Still, I witnessed enough goose behaviour to maintain my admiration. Watching a whole flock, wings outstretched like parachutes, webbed feet extended like brakes, as they drop from the sky and land simultaneously on the surface of the river has never ceased to enthrall me. I’ve seen 20, 30, or 40 geese touch down gracefully in the same fraction of a second in perfect “V” formation and every time, I had to stop running to watch in wonder.
Even more amazing is to watch a flock take off: the honking is louder and more urgent, as the group assembles itself and swims forward faster, faster, and faster. Then the flock – beginning with the leader and followed by each pair of geese that makes up the expanding “V”- skims the water in an astonishing surface run with wings flapping ferociously, powerfully rising in unison above the river to take to the sky in apparent defiance of the law of gravity.
One fall morning, I stopped to watch a large flock undertake exactly this exercise as each and every goose followed the team member ahead, lifting off the Ottawa River in a determined display of honking and flapping, mounting higher with each wing stroke.

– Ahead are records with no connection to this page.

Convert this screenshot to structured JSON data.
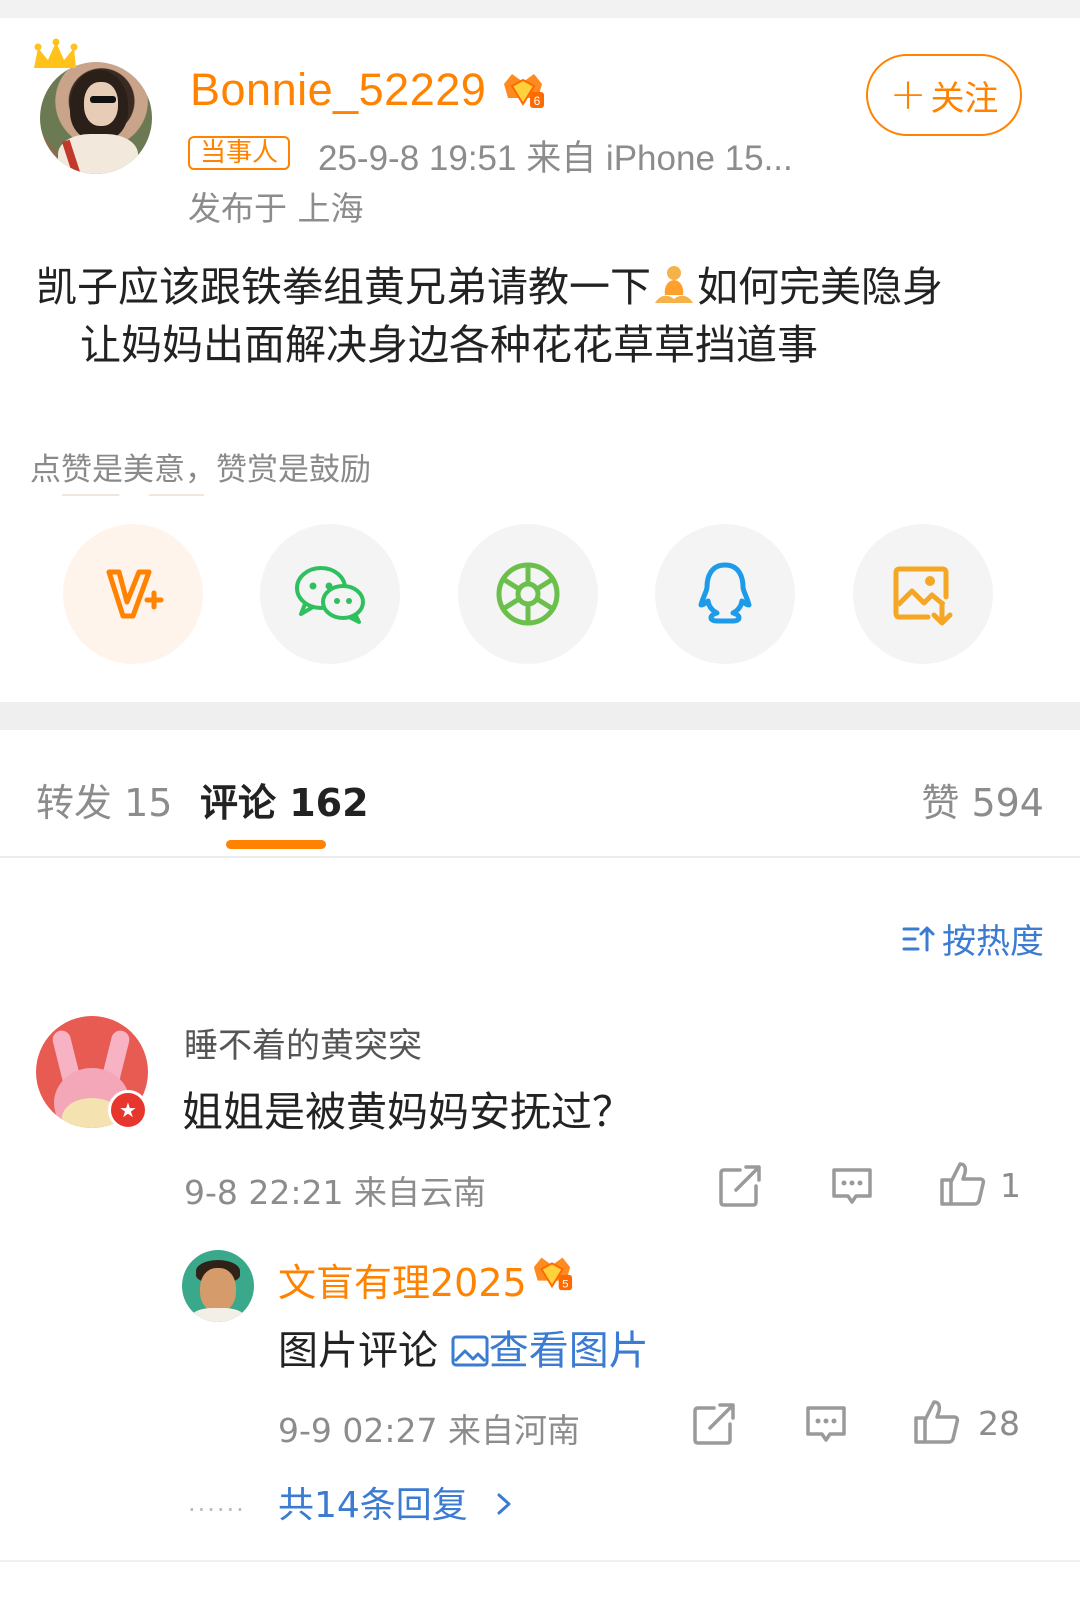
{
  "post": {
    "username": "Bonnie_52229",
    "tag": "当事人",
    "time_device": "25-9-8 19:51   来自 iPhone 15...",
    "location": "发布于 上海",
    "follow_label": "关注",
    "text_line1_a": "凯子应该跟铁拳组黄兄弟请教一下",
    "text_line1_b": "如何完美隐身",
    "text_line2": "让妈妈出面解决身边各种花花草草挡道事",
    "reward_hint": "点赞是美意，赞赏是鼓励"
  },
  "share_icons": [
    "v-plus-icon",
    "wechat-icon",
    "moments-icon",
    "qq-icon",
    "save-image-icon"
  ],
  "tabs": {
    "repost": "转发 15",
    "comment": "评论 162",
    "like": "赞 594"
  },
  "sort_label": "按热度",
  "comment": {
    "name": "睡不着的黄突突",
    "text": "姐姐是被黄妈妈安抚过？",
    "meta": "9-8 22:21  来自云南",
    "likes": "1"
  },
  "reply": {
    "name": "文盲有理2025",
    "text": "图片评论",
    "view_image": "查看图片",
    "meta": "9-9 02:27  来自河南",
    "likes": "28"
  },
  "more_replies": "共14条回复",
  "colors": {
    "accent": "#ff8200",
    "link": "#3b7bd1"
  }
}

Fearlessly they followed their courageous leader as he led the group south to warmer climes, there to survive the winter. “Wow,” I thought. “A miracle of nature!”
Half a mile further, I paused to watch another flock of geese perform the same astonishing feat. Geese assembled. Wings flapped. Honking echoed. Together, they rose above the river and together, following their leader, the flock took to the air and headed…straight NORTH.
I stood transfixed, mouth agape. Surely, one of those geese was going to figure out they were headed in the wrong direction. Somebody was going to honk the goose equivalent of “Turn around!” and they would. The leader would figure it out, eventually.
But no. Following their fearless leader, this flock continued on, straight north, until they were mere specks in the sky and then, they disappeared completely. Headed for Canada’s frigid north, in October. I wonder if anyone ever saw that particular flock again…
Those geese stayed in my mind for weeks afterward.
Maybe, I pondered, maybe being strong, fit, brave, loyal and talented does not guarantee success. Maybe, I guessed, the stronger and fitter you are, the faster you can move full speed in the wrong direction if you are following the wrong leader. Maybe having the wisdom to get on the right team and follow the right leader will have as much to do with your eventual success or demise as any other trait you possess. Maybe.
I don’t write this to deride the lessons we can glean from geese: indeed, this was one of the most important lessons I’ve ever learned. Since that day, I have been scrupulously careful to ensure that every project on which I work is one led by someone with a strong inner compass and keen intelligence – in addition to having the ability to inspire and motivate.
Because there is just no sense in following the wrong leader, full speed in the wrong direction.